Problem details - In the listing below, identify each line with the word "color" and return those lines.

── Study material ──

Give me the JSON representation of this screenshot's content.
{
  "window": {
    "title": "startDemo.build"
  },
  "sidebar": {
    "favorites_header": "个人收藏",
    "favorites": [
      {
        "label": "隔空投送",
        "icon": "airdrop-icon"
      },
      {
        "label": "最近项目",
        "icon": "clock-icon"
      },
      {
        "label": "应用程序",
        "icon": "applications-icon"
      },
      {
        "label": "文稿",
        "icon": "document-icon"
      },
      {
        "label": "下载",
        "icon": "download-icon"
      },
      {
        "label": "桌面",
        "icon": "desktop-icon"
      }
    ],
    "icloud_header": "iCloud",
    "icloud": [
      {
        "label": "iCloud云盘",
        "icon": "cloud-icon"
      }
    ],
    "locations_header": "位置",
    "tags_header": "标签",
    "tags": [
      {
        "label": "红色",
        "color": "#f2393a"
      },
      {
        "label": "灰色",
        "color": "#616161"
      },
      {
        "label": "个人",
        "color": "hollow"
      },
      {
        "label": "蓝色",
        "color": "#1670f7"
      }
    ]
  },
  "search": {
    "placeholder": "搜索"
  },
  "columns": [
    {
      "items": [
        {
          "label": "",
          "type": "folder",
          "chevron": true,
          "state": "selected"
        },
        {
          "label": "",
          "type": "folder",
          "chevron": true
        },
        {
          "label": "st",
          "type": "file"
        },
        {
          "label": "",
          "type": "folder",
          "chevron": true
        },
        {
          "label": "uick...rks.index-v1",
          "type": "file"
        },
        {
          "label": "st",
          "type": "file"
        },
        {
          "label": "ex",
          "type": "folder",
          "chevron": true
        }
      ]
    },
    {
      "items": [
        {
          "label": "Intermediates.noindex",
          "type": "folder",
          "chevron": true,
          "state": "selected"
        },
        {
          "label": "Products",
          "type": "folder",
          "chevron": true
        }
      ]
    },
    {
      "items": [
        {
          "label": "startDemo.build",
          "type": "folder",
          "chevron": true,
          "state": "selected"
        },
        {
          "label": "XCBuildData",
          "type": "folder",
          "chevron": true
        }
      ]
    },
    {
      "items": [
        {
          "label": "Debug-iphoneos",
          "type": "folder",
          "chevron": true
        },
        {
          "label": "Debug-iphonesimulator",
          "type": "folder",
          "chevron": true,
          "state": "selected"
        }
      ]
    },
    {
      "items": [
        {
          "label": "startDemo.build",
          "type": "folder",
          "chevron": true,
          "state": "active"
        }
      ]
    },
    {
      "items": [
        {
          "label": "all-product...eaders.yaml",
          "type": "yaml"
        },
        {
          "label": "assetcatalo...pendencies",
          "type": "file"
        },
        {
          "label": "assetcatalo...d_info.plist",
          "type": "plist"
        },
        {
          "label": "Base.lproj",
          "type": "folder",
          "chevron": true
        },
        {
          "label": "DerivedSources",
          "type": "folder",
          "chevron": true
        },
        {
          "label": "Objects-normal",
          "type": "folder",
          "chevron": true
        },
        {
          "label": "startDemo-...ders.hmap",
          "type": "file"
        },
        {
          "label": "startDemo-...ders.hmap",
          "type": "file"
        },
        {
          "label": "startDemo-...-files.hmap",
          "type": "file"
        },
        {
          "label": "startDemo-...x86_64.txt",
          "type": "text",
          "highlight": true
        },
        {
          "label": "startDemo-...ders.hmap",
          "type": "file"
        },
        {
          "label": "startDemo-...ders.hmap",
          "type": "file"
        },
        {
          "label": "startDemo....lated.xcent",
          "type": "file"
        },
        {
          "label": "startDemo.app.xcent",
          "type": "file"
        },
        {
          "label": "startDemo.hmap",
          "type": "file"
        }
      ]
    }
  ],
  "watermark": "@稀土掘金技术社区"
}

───

Solved problem -
        "color": "#f2393a"
        "color": "#616161"
        "color": "hollow"
        "color": "#1670f7"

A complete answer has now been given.